[ACTIVITY] From the first line to the last, retype the data below exactly.

Component data from apps and pages:
......

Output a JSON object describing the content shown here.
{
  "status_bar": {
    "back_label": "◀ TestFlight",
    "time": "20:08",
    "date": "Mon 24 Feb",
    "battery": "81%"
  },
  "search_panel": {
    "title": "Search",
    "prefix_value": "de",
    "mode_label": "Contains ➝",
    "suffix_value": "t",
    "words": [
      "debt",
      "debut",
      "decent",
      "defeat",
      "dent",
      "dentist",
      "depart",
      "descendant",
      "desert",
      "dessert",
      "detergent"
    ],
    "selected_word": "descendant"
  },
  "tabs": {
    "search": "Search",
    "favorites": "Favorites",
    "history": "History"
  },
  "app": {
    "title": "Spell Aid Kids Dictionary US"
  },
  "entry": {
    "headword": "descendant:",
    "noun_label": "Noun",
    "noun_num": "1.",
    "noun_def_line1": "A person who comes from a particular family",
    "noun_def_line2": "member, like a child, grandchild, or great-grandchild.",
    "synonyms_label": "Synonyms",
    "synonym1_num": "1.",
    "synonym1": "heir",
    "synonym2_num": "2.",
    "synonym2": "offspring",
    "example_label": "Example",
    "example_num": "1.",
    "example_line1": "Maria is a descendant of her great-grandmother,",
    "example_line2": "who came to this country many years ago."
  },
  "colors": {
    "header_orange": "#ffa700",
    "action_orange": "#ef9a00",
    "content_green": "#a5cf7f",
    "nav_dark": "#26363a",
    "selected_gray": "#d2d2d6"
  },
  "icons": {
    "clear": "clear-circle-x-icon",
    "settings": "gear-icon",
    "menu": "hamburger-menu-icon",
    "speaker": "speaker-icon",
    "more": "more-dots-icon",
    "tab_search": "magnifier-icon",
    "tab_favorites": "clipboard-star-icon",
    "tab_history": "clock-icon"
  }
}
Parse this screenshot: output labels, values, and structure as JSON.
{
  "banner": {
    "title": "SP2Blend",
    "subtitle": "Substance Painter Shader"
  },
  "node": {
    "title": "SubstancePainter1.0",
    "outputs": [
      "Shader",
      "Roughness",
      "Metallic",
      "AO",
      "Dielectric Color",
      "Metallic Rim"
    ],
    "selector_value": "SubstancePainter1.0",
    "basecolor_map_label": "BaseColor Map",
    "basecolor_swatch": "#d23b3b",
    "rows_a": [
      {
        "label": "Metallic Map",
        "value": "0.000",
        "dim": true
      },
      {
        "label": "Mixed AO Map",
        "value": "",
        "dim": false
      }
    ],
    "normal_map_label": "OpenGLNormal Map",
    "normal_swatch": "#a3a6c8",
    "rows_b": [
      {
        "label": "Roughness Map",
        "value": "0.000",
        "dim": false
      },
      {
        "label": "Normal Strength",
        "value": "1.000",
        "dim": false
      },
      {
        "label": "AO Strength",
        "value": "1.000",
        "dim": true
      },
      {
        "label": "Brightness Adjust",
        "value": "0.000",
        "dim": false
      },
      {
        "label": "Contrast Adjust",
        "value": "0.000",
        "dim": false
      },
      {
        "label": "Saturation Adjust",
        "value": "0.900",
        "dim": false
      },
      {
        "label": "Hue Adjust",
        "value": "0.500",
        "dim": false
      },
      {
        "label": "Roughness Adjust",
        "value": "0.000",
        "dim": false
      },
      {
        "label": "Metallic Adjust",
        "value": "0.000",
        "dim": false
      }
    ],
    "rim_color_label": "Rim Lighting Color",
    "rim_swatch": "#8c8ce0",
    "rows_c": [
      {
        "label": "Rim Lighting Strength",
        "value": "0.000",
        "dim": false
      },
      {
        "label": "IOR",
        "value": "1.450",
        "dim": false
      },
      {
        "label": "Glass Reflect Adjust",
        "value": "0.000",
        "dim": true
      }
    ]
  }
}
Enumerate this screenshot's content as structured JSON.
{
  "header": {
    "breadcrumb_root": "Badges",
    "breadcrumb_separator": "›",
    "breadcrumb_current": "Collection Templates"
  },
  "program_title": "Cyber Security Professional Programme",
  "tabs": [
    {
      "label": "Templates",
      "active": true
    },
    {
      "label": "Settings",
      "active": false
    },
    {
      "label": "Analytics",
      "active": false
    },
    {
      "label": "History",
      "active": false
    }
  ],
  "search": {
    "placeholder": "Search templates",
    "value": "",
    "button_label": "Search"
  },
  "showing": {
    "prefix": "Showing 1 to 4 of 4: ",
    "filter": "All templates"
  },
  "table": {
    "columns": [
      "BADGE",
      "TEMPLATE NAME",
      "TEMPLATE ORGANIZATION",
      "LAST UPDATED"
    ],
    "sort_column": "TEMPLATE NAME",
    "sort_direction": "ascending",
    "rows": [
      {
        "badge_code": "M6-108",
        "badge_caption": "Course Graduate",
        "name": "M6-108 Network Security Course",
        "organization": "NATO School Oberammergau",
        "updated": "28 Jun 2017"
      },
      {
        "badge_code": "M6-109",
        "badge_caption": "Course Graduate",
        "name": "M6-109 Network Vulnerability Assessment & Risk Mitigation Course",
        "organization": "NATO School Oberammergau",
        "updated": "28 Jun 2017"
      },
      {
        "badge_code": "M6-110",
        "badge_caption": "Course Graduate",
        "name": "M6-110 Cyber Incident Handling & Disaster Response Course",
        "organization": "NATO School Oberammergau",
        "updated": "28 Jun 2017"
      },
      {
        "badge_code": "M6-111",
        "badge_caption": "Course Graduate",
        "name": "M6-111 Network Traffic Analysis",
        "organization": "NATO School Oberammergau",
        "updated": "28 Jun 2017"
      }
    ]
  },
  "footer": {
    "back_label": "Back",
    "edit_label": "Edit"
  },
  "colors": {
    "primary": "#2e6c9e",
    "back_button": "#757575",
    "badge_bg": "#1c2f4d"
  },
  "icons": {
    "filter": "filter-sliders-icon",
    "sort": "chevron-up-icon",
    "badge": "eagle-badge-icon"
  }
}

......

[TASK RESPONSE]
Output a JSON object describing the content shown here.
{
  "status_bar": {
    "back_label": "◀ TestFlight",
    "time": "20:08",
    "date": "Mon 24 Feb",
    "battery": "81%"
  },
  "search_panel": {
    "title": "Search",
    "prefix_value": "de",
    "mode_label": "Contains ➝",
    "suffix_value": "t",
    "words": [
      "debt",
      "debut",
      "decent",
      "defeat",
      "dent",
      "dentist",
      "depart",
      "descendant",
      "desert",
      "dessert",
      "detergent"
    ],
    "selected_word": "descendant"
  },
  "tabs": {
    "search": "Search",
    "favorites": "Favorites",
    "history": "History"
  },
  "app": {
    "title": "Spell Aid Kids Dictionary US"
  },
  "entry": {
    "headword": "descendant:",
    "noun_label": "Noun",
    "noun_num": "1.",
    "noun_def_line1": "A person who comes from a particular family",
    "noun_def_line2": "member, like a child, grandchild, or great-grandchild.",
    "synonyms_label": "Synonyms",
    "synonym1_num": "1.",
    "synonym1": "heir",
    "synonym2_num": "2.",
    "synonym2": "offspring",
    "example_label": "Example",
    "example_num": "1.",
    "example_line1": "Maria is a descendant of her great-grandmother,",
    "example_line2": "who came to this country many years ago."
  },
  "colors": {
    "header_orange": "#ffa700",
    "action_orange": "#ef9a00",
    "content_green": "#a5cf7f",
    "nav_dark": "#26363a",
    "selected_gray": "#d2d2d6"
  },
  "icons": {
    "clear": "clear-circle-x-icon",
    "settings": "gear-icon",
    "menu": "hamburger-menu-icon",
    "speaker": "speaker-icon",
    "more": "more-dots-icon",
    "tab_search": "magnifier-icon",
    "tab_favorites": "clipboard-star-icon",
    "tab_history": "clock-icon"
  }
}
Parse this screenshot: output labels, values, and structure as JSON.
{
  "banner": {
    "title": "SP2Blend",
    "subtitle": "Substance Painter Shader"
  },
  "node": {
    "title": "SubstancePainter1.0",
    "outputs": [
      "Shader",
      "Roughness",
      "Metallic",
      "AO",
      "Dielectric Color",
      "Metallic Rim"
    ],
    "selector_value": "SubstancePainter1.0",
    "basecolor_map_label": "BaseColor Map",
    "basecolor_swatch": "#d23b3b",
    "rows_a": [
      {
        "label": "Metallic Map",
        "value": "0.000",
        "dim": true
      },
      {
        "label": "Mixed AO Map",
        "value": "",
        "dim": false
      }
    ],
    "normal_map_label": "OpenGLNormal Map",
    "normal_swatch": "#a3a6c8",
    "rows_b": [
      {
        "label": "Roughness Map",
        "value": "0.000",
        "dim": false
      },
      {
        "label": "Normal Strength",
        "value": "1.000",
        "dim": false
      },
      {
        "label": "AO Strength",
        "value": "1.000",
        "dim": true
      },
      {
        "label": "Brightness Adjust",
        "value": "0.000",
        "dim": false
      },
      {
        "label": "Contrast Adjust",
        "value": "0.000",
        "dim": false
      },
      {
        "label": "Saturation Adjust",
        "value": "0.900",
        "dim": false
      },
      {
        "label": "Hue Adjust",
        "value": "0.500",
        "dim": false
      },
      {
        "label": "Roughness Adjust",
        "value": "0.000",
        "dim": false
      },
      {
        "label": "Metallic Adjust",
        "value": "0.000",
        "dim": false
      }
    ],
    "rim_color_label": "Rim Lighting Color",
    "rim_swatch": "#8c8ce0",
    "rows_c": [
      {
        "label": "Rim Lighting Strength",
        "value": "0.000",
        "dim": false
      },
      {
        "label": "IOR",
        "value": "1.450",
        "dim": false
      },
      {
        "label": "Glass Reflect Adjust",
        "value": "0.000",
        "dim": true
      }
    ]
  }
}
Enumerate this screenshot's content as structured JSON.
{
  "header": {
    "breadcrumb_root": "Badges",
    "breadcrumb_separator": "›",
    "breadcrumb_current": "Collection Templates"
  },
  "program_title": "Cyber Security Professional Programme",
  "tabs": [
    {
      "label": "Templates",
      "active": true
    },
    {
      "label": "Settings",
      "active": false
    },
    {
      "label": "Analytics",
      "active": false
    },
    {
      "label": "History",
      "active": false
    }
  ],
  "search": {
    "placeholder": "Search templates",
    "value": "",
    "button_label": "Search"
  },
  "showing": {
    "prefix": "Showing 1 to 4 of 4: ",
    "filter": "All templates"
  },
  "table": {
    "columns": [
      "BADGE",
      "TEMPLATE NAME",
      "TEMPLATE ORGANIZATION",
      "LAST UPDATED"
    ],
    "sort_column": "TEMPLATE NAME",
    "sort_direction": "ascending",
    "rows": [
      {
        "badge_code": "M6-108",
        "badge_caption": "Course Graduate",
        "name": "M6-108 Network Security Course",
        "organization": "NATO School Oberammergau",
        "updated": "28 Jun 2017"
      },
      {
        "badge_code": "M6-109",
        "badge_caption": "Course Graduate",
        "name": "M6-109 Network Vulnerability Assessment & Risk Mitigation Course",
        "organization": "NATO School Oberammergau",
        "updated": "28 Jun 2017"
      },
      {
        "badge_code": "M6-110",
        "badge_caption": "Course Graduate",
        "name": "M6-110 Cyber Incident Handling & Disaster Response Course",
        "organization": "NATO School Oberammergau",
        "updated": "28 Jun 2017"
      },
      {
        "badge_code": "M6-111",
        "badge_caption": "Course Graduate",
        "name": "M6-111 Network Traffic Analysis",
        "organization": "NATO School Oberammergau",
        "updated": "28 Jun 2017"
      }
    ]
  },
  "footer": {
    "back_label": "Back",
    "edit_label": "Edit"
  },
  "colors": {
    "primary": "#2e6c9e",
    "back_button": "#757575",
    "badge_bg": "#1c2f4d"
  },
  "icons": {
    "filter": "filter-sliders-icon",
    "sort": "chevron-up-icon",
    "badge": "eagle-badge-icon"
  }
}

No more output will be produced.